Blog, Recovery

Recovery – Make it a priority

Quite often when people hear the word recovery in sports, they jump to the conclusion that it’s just an excuse to make training easier.
In fact, recovery is not a shortcut to improve your performance in any way and it’s not making your journey to become a better athlete any easier. What I have learned is that recovery is an enabler to train more consistently and harder. Consistent and hard training is the fundamental element for better performance, so recovery is your key to unlock that door.

There are different elements that make up recovery in your training.

The first one is your training plan and how it incorporates recovery. A smart training plan will allow enough room to integrate recovery on a weekly, monthly and whole season basis.

Another important element is your lifestyle. Some things are out of your control to change or influence so you want to look at two aspects that you can control. Sleep and nutrition. They are key elements and should never be neglected. Get enough and good quality sleep, make it a priority and make sure you eat enough and healthy.

The next one are recovery modalities that we can use on a regular basis and incorporate into our training program.

Here is a list of my preferred methods that I use on a regular basis.

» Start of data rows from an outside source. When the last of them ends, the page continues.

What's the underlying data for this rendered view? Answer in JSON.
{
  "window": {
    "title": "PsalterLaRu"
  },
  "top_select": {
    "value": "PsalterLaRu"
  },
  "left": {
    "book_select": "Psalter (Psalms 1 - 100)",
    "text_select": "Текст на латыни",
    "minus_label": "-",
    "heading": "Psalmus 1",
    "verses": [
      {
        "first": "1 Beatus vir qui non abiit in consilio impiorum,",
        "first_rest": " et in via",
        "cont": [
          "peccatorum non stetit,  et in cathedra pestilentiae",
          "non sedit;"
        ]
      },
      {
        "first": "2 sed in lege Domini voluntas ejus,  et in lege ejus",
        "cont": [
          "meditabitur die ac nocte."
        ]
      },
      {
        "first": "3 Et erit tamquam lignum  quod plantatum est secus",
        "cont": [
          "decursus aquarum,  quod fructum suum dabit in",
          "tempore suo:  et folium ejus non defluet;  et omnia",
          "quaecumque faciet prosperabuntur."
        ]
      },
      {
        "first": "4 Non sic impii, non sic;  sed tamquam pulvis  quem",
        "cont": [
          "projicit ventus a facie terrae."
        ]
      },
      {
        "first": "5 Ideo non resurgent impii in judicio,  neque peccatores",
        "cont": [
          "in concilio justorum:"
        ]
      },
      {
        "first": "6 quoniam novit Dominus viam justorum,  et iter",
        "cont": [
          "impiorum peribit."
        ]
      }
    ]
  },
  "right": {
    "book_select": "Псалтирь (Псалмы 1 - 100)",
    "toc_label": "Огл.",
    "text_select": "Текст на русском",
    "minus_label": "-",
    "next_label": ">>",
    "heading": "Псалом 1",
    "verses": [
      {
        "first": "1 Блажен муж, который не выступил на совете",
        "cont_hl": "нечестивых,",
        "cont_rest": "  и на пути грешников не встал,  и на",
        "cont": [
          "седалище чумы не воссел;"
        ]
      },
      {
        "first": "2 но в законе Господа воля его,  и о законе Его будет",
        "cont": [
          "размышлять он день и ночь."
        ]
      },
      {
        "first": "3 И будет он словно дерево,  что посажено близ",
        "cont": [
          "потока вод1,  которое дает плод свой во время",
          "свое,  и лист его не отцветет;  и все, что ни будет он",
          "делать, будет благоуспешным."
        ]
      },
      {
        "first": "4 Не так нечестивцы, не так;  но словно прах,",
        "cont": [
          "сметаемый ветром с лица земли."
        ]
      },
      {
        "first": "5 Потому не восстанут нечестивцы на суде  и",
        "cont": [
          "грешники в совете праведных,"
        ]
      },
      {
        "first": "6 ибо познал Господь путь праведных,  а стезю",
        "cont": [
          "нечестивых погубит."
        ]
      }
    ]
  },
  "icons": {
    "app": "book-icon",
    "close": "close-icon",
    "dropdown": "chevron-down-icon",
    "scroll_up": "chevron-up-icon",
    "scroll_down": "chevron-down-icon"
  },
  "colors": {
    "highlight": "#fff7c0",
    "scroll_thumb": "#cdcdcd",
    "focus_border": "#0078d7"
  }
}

  • Massages: Get a massage on a regular basis. I prefer frequency over duration. So once every 2 weeks. Try different ones such as remedial deep tissue, trigger point, thai, sports massage etc…
  • Acupuncture: A good alternative to a massage, good for pain relief and also good to clear energy blockages.
  • Hot and Cold therapies: Big fan of this, I use both quite regularly. Having cold showers on a daily basis and sitting in a hot dry sauna after a workout. Great way to wind down.
  • Compression gear: I use it after a big workout, usually not during racing. Always a must wear when travelling on a plane.
  • Foam rolling: I use foam rolling rather than stretching to release muscle tension. At least once a week I do a longer foam rolling session.
  • Trigger point balls: Mainly use it to treat specific areas such as glutes, upper back and neck to release stiffness and knots
  • Kinesiotape: Good in combination with compression gear post workout to increase the blood flow and reduce inflammation
  • Massage stick rollers: A very handy tool to have in your bag when travelling. Can’t get as deep as a foam roller but good for calves, forearms, necks and hips.
  • Yoga and meditation: Both are great ways for stress relief. Should be part of every training program or life in general 🙂

If you are serious about endurance sports and performance, recovery should be high up on your list and not just an add-on to your regular training. Make it a priority!

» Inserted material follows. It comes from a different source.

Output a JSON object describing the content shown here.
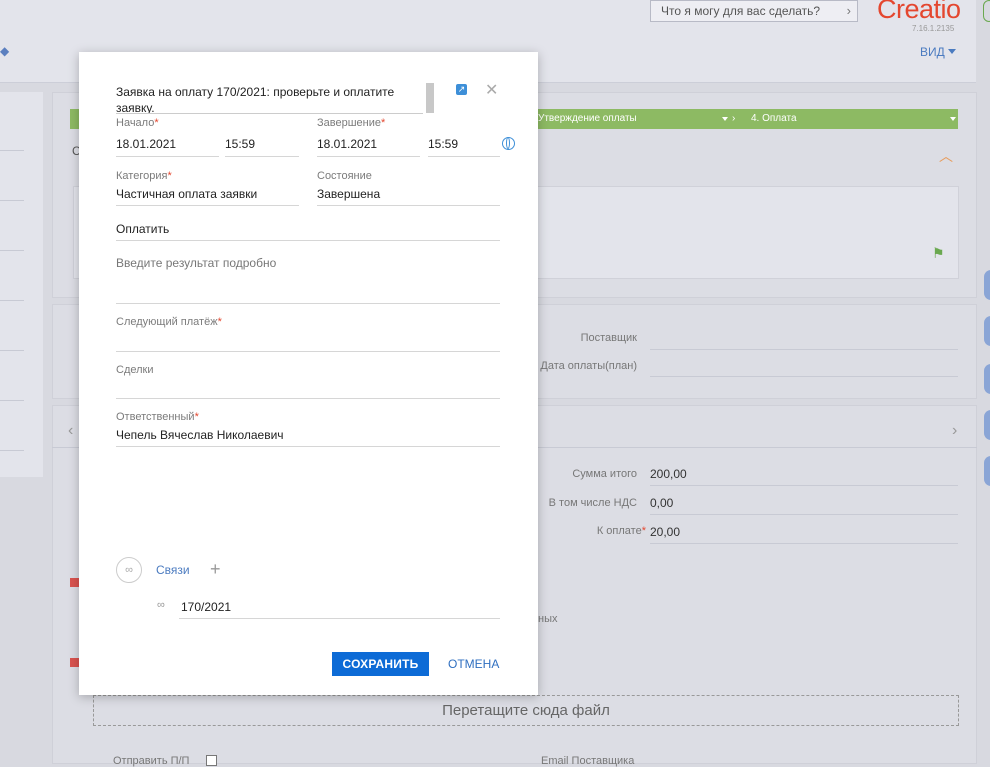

There is a lot of good information out there on the web and for me personally it’s a lot of trial and error. You need to find out what work best for you. A very good resource that I refer to quite often when I want to try out new things and geek out a little bit is Ben Greenfield’s Recovery guide. It’s worth checking out as it gives a very broad overview of recovery methods, even though some of the methods described might be a bit too extraordinary or simply too expensive to afford.